Wreckage of the plane was discovered near the Dark Canyon Plateau on April 26. Killed in the crash were a pilot from Price, UT and a father and son from west Texas.
Larry Newby, age 55, the chief pilot for Red Tail Aviation in Price, was hired by Wade and Kyle Richardson to guide them through the canyon country. The Richardsons arrived in Price on their own plane, a Cessna A185F.
The group left from Price and did not return at the end of the day.
The San Juan County Sheriff’s office said Red Tail Aviation contacted authorities late on April 25 to report the plane had gone missing at about 1:30 p.m. that afternoon and had not been heard from for several hours.
Deputies, with assistance from the Utah Highway Patrol Helicopter, flew to the last-known GPS coordinates recorded by the plane’s spot beacon where they found burning wreckage.
It is believed that the single-engine Cessna A185F crashed after taking off from a small backcountry air field, just outside the Dark Canyon Wilderness area. After liftoff, the plane flew east but crashed for unknown reasons about one mile from the airstrip.
The bodies of the victims were air lifted from the crash scene by the UHP helicopter to Highway 95, where San Juan County Deputies and Search and Rescue personal transported the victim’s remains to Blanding, then to the Office of the Utah Medical Examiner in Salt Lake City.
Investigators from the National Transportation Safety Board were expected to invesigate the accident at the crash site. A report will be released on the estimated causes of the crash.
Newby, age 55, was the chief pilot for Red Tail Aviation. He was a renowned pilot with more than 30 years of experience.
Kyle Richardson, age 28 of Midland, TX, is listed as the owner of the plane. He was a petroleum engineer who also owned several Dairy Queen restaurants in west Texas.
The Sheriff’s office did not indicate if it was Richardson or Newby who was flying the plane when the crash occurred.
Wade Richardson, a farmer from Ozona, TX, was traveling with his son.
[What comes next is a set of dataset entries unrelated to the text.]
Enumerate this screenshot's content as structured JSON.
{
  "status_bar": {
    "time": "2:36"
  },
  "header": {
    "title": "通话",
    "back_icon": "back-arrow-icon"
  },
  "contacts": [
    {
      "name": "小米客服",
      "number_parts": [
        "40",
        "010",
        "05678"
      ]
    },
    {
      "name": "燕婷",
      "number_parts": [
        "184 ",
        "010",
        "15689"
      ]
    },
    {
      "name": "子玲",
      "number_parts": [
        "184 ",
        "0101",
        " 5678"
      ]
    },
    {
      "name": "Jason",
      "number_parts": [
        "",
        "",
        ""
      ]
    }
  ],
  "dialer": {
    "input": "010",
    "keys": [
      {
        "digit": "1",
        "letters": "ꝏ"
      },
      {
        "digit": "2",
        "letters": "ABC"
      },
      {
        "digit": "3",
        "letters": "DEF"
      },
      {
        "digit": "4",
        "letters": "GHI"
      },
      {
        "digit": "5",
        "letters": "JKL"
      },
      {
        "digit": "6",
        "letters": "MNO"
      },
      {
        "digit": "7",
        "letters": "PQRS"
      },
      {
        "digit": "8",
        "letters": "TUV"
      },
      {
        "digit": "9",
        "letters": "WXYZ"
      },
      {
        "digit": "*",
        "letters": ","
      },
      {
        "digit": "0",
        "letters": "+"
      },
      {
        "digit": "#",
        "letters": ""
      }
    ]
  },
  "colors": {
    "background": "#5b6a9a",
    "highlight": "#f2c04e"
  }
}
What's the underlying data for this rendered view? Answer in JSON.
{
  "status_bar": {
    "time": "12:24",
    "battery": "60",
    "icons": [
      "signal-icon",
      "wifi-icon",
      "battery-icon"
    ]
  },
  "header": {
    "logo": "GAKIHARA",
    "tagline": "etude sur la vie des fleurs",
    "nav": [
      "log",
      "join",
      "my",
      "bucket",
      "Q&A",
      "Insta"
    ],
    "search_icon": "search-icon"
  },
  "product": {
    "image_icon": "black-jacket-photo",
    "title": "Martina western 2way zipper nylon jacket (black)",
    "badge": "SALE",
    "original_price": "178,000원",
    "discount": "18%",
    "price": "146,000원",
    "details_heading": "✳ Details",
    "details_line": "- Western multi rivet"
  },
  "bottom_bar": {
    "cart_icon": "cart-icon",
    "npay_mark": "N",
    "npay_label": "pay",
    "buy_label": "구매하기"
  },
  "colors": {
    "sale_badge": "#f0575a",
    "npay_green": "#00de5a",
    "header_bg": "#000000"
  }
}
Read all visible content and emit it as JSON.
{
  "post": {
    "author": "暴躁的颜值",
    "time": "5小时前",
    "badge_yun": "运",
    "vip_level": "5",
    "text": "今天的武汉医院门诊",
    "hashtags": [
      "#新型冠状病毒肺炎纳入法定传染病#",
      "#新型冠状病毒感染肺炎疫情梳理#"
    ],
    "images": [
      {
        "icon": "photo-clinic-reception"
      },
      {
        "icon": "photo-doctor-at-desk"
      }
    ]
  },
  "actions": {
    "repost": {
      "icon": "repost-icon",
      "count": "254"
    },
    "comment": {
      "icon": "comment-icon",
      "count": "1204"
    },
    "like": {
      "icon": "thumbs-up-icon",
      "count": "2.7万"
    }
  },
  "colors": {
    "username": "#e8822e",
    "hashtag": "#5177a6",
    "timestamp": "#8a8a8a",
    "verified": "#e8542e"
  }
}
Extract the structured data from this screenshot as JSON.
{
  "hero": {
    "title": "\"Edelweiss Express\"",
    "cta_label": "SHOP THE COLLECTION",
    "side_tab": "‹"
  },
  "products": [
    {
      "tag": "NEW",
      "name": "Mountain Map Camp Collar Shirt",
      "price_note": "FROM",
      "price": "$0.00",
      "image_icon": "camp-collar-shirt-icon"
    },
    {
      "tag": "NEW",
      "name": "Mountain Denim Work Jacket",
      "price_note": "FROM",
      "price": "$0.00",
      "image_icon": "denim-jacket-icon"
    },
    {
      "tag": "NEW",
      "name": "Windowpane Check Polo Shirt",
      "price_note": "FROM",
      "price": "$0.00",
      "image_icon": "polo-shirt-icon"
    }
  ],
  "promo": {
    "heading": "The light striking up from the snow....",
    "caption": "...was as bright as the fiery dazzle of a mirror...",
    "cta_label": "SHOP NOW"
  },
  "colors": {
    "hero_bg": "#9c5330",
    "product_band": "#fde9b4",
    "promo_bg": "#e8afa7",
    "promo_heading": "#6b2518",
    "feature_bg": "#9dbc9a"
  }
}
There are a large number of isolated airstrips throughout the rugged back country of San Juan County. Officials have stated that they do not know how many airplanes use the isolated strips. The Dark Canyon Plateau airstrip is extremely remote and is more than 30 miles from the nearest paved road.